UK like-for-like retail sales increased by 1.8 percent in July against growth of 1.6 percent in July 2022. While non-food sales fell by 0.5 percent on a total basis and 0.8 percent on a like-for-like basis over the three months to July. That is below the 12-month total average growth of 0.6 percent and for the month of July, non-food sales were also in decline year-on-year.

The proportion of non-food items bought online (penetration rate) also decreased to 34.7 percent in July from 35.3 percent in July 2022.

Wet weather and inflation hit July UK retail sales

Paul Martin, UK head of retail at KPMG, said in a statement: “As the storm clouds came out, shoppers retreated, with like-for-like sales growth a dismal 1.5 percent up in July. Furniture and food and drink were the best sellers, whilst the wet weather meant no need to restock summer wardrobes, with all categories of clothing falling into negative sales territory, in what is usually a busy month for clothing retailers. Online sales continued to slide, falling nearly 7 percent year-on-year, with just a handful of categories such as furniture, health and beauty performing well.
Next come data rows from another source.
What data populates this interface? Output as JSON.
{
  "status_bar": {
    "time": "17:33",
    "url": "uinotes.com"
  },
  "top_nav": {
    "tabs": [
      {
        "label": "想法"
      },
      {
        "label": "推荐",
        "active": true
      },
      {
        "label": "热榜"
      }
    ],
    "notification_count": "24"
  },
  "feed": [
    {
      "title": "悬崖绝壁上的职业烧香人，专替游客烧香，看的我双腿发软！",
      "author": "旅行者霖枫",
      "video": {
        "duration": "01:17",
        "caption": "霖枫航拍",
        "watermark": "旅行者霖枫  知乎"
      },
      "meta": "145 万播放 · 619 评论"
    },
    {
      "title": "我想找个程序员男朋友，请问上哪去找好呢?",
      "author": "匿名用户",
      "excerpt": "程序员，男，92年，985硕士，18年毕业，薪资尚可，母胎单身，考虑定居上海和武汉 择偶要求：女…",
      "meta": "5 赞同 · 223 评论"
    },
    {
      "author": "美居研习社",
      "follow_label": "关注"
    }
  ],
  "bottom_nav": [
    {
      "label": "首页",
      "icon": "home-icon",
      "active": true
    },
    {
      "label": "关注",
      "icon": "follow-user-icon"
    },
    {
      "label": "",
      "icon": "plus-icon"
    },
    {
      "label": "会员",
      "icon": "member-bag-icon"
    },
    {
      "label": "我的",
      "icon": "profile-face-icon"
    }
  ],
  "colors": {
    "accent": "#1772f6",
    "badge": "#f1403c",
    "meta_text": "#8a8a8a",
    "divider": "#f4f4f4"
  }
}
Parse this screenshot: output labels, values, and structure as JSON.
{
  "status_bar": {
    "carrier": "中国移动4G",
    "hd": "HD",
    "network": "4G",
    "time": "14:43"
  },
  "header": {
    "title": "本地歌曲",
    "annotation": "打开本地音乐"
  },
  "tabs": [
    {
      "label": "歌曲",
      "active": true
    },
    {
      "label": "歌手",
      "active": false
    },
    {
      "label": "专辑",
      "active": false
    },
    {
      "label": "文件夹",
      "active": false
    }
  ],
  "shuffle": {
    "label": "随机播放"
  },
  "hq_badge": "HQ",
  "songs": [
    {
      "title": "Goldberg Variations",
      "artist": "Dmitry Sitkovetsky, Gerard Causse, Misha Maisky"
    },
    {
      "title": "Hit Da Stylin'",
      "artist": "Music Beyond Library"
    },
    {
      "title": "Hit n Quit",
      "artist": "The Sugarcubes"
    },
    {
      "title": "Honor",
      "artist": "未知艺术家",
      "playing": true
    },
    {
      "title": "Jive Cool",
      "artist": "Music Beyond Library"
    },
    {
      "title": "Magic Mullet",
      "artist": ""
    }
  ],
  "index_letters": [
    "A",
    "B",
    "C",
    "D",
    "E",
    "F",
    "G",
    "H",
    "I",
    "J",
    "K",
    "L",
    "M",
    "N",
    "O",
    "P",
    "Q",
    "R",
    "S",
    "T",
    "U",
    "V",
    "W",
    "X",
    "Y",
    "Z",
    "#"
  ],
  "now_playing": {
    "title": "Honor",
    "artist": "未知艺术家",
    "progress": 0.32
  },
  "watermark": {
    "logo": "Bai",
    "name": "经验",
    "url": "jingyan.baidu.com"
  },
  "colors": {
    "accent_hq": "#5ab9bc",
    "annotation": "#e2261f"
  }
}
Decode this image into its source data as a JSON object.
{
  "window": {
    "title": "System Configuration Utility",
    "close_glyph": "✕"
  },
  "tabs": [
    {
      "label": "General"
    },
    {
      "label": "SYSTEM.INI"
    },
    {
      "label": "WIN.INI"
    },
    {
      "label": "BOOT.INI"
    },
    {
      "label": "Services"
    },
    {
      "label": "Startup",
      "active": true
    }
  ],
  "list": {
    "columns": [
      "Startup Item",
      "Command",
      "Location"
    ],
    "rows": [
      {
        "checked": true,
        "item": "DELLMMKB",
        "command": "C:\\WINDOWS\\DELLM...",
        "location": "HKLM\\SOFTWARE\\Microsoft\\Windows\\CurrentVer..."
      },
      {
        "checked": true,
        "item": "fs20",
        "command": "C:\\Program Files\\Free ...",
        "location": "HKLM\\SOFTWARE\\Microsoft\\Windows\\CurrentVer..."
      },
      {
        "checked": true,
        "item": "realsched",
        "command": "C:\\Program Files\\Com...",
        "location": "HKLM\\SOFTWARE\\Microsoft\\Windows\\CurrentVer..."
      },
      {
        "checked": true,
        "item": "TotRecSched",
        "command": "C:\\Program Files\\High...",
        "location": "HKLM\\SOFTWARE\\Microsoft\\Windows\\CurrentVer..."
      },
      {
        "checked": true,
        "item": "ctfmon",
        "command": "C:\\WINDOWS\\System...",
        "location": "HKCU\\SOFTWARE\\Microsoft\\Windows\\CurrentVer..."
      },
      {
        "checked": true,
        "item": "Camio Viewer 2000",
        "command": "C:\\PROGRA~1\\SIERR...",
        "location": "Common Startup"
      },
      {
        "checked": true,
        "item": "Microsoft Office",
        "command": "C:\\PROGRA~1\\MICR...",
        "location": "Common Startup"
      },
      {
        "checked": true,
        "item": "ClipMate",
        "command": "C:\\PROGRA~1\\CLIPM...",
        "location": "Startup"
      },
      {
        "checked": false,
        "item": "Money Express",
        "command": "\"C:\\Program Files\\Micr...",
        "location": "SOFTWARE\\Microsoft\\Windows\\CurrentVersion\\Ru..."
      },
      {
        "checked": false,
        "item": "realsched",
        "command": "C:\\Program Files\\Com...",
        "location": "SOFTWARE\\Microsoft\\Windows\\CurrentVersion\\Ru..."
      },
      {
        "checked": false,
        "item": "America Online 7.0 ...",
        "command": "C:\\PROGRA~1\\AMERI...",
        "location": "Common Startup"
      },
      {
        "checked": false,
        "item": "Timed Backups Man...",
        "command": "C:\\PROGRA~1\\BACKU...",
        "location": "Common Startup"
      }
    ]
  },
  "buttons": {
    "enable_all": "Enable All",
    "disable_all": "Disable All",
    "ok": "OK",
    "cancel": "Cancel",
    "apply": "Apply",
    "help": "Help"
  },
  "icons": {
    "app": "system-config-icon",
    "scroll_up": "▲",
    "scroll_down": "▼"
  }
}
“We are starting to see a big rise in the number of promotions that retailers are putting in place in order to get shoppers through the door, as they battle to keep market share.Price-conscious consumers are shopping more carefully, more aware of where bargains can be found and what they are getting for their money – which is biting hard into retail margins and profitability. UK consumers have been hugely resilient throughout the cost-of-living crisis, but stubbornly high inflation coupled with rapidly rising interest rates will test their ability and willingness to keep on spending for the rest of this year. Both consumers and retailers are finding that they are having to get used to doing more with less as conditions remain incredibly challenging."

Helen Dickinson, chief executive of the British Retail Consortium, added: “The slowing pace of retail price inflation fed through into slower sales this July. Spend was further depressed by the damp weather, which did no favours to sales of clothing, and other seasonal goods. Online spending was down again year on year as the post covid trend back to stores continued, leading to the lowest proportion of non-food sales online since the pandemic began.

“While consumer confidence is generally improving, it remains below longer-term levels. And with last week’s rise in interest rates pushing mortgage rates up ever higher, the Government must get a handle on the economy, offering a solution to languishing GDP growth in a way that supports both households and businesses. Only by creating the economic conditions for future growth, will we see a meaningful improvement in the outlook.”

British Retail Consortium
Retail Sales